The main sociological perspectives on education fall agreeably into the functional, conflict theory and a symbolic interaction approaches (Ballantine .W & Hammack . M77). Functional hypothesis stresses the purpose that education serves in gratifying a community’s various wants. Conceivably the most imperative function of education is socialization. If kids need to learn the customs, morals, and skills they require to function in culture, then education is a crucial medium for such learning. Schools educate children the three R, on the other hand they also teach several of the society’s customs and morals. In the United States of America, these customs and morals includes respect for authority, loyalty (keep in mind the Pledge of Allegiance?), timekeeping, individuality, and competition. Concerning these last two morals, American students from a tender age participate as individuals over grades and other recompenses. Conflict theory does not contradict most of the functions approach. Nevertheless, it does give a number of them a different angle and talks about a number of ways in which education enable social inequality (Ballantine. W & Hammack. M 81). One instance entails the function of social placement. As the majority schools trail their students as early as in grade school, the students conceded by their instructors to be intelligent are placed in the quicker tracks (particularly in reading and mathematics), whereas the slower students are positioned in the slower trails; in high school, three ordinary tracks are the college trail, vocational trail, and general trail. Social inequality is also enabled via the extensive use of standardized tests. Detractor say these tests persist to be ethnically biased, as they comprise of questions whose responses are most likely to be identified by white, middle-class scholars, whose backgrounds have given them a variety of experiences that...

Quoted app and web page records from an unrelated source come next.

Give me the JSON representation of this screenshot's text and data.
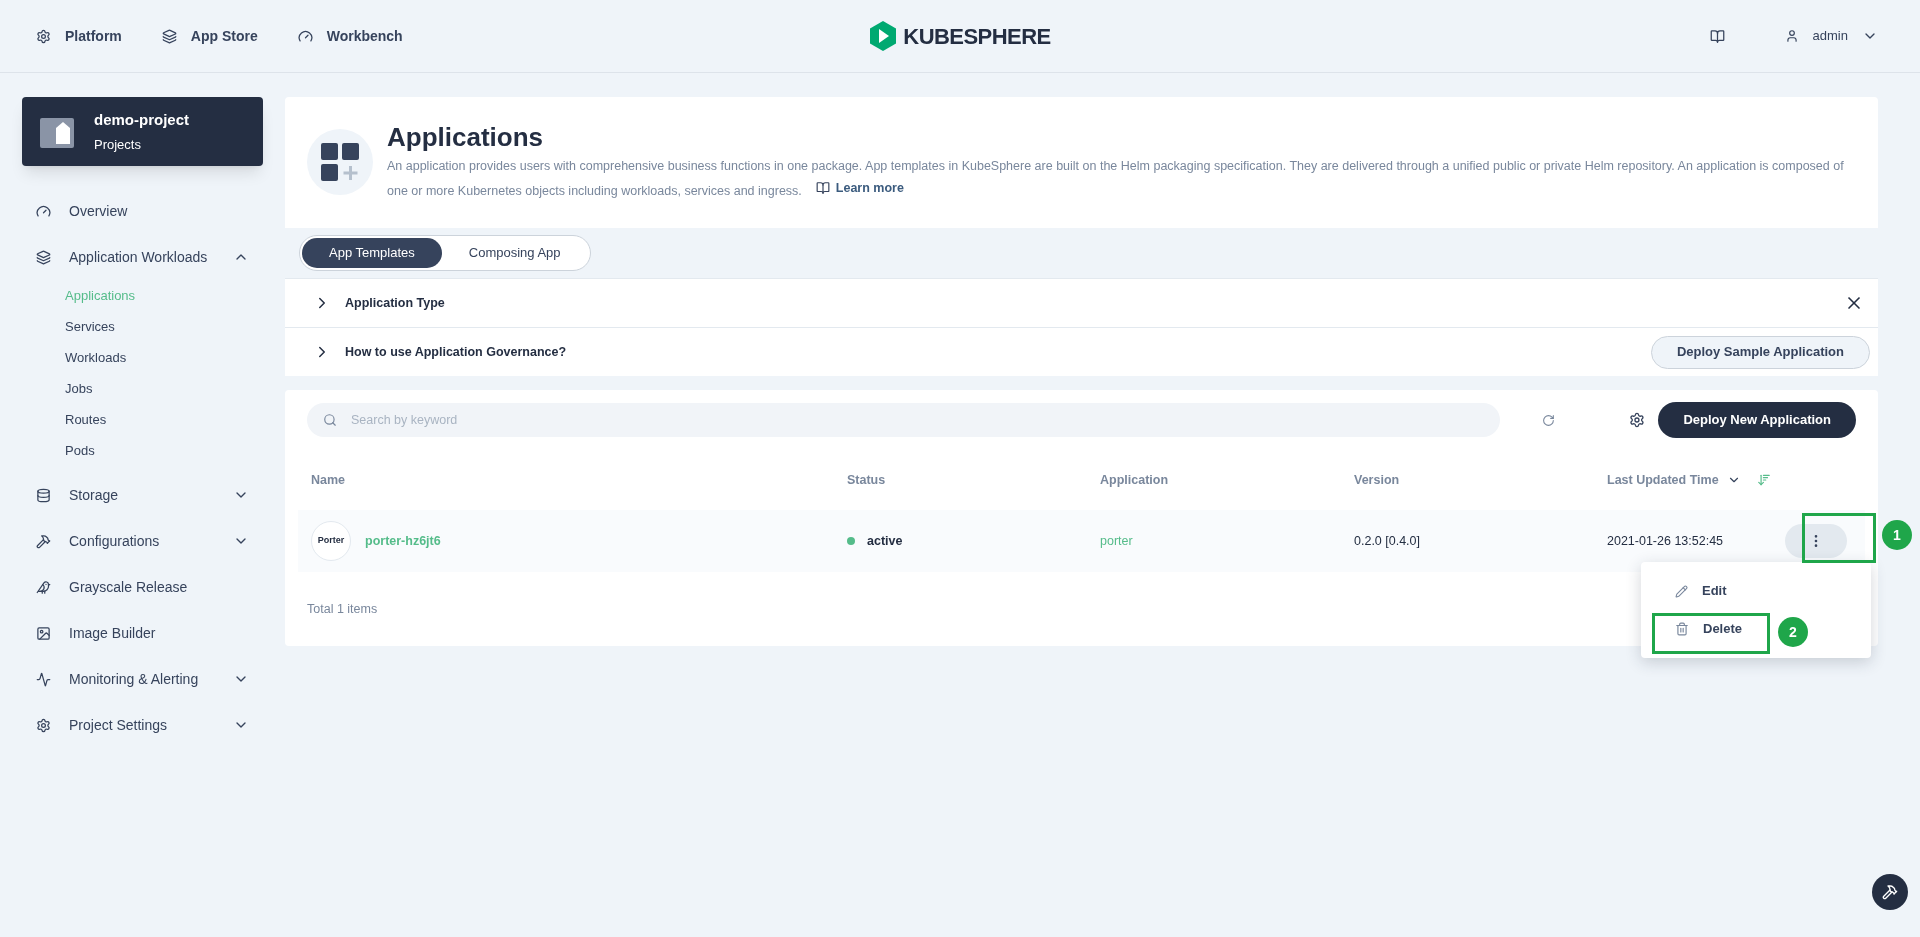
{
  "top_nav": [
    {
      "kind": "gear",
      "label": "Platform"
    },
    {
      "kind": "layers",
      "label": "App Store"
    },
    {
      "kind": "gauge",
      "label": "Workbench"
    }
  ],
  "logo": {
    "text": "KUBESPHERE"
  },
  "user": {
    "name": "admin"
  },
  "project": {
    "name": "demo-project",
    "type": "Projects"
  },
  "sidebar": {
    "items": [
      {
        "kind": "gauge",
        "label": "Overview"
      },
      {
        "kind": "layers",
        "label": "Application Workloads",
        "expanded": true,
        "children": [
          {
            "label": "Applications",
            "selected": true
          },
          {
            "label": "Services",
            "selected": false
          },
          {
            "label": "Workloads",
            "selected": false
          },
          {
            "label": "Jobs",
            "selected": false
          },
          {
            "label": "Routes",
            "selected": false
          },
          {
            "label": "Pods",
            "selected": false
          }
        ]
      },
      {
        "kind": "database",
        "label": "Storage",
        "expanded": false
      },
      {
        "kind": "hammer",
        "label": "Configurations",
        "expanded": false
      },
      {
        "kind": "bird",
        "label": "Grayscale Release"
      },
      {
        "kind": "image",
        "label": "Image Builder"
      },
      {
        "kind": "monitor",
        "label": "Monitoring & Alerting",
        "expanded": false
      },
      {
        "kind": "gear",
        "label": "Project Settings",
        "expanded": false
      }
    ]
  },
  "header": {
    "title": "Applications",
    "description": "An application provides users with comprehensive business functions in one package. App templates in KubeSphere are built on the Helm packaging specification. They are delivered through a unified public or private Helm repository. An application is composed of one or more Kubernetes objects including workloads, services and ingress.",
    "link": "Learn more"
  },
  "tabs": [
    {
      "label": "App Templates",
      "selected": true
    },
    {
      "label": "Composing App",
      "selected": false
    }
  ],
  "info_rows": [
    {
      "label": "Application Type",
      "closable": true
    },
    {
      "label": "How to use Application Governance?",
      "closable": false,
      "action": "Deploy Sample Application"
    }
  ],
  "search": {
    "placeholder": "Search by keyword"
  },
  "primary_button": "Deploy New Application",
  "table": {
    "columns": [
      "Name",
      "Status",
      "Application",
      "Version",
      "Last Updated Time"
    ],
    "rows": [
      {
        "logo_text": "Porter",
        "name": "porter-hz6jt6",
        "status": "active",
        "color": "#55bc8a",
        "application": "porter",
        "version": "0.2.0 [0.4.0]",
        "updated": "2021-01-26 13:52:45"
      }
    ],
    "total": "Total 1 items"
  },
  "row_menu": [
    {
      "kind": "edit",
      "label": "Edit"
    },
    {
      "kind": "delete",
      "label": "Delete"
    }
  ],
  "callouts": [
    {
      "label": "1"
    },
    {
      "label": "2"
    }
  ]
}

Cited: Ballantine .W & Hammack M. Dynamic of sociology and other theories: An integrated approach. London: Sage publication, 1999. Print.
Please join StudyMode to read the full document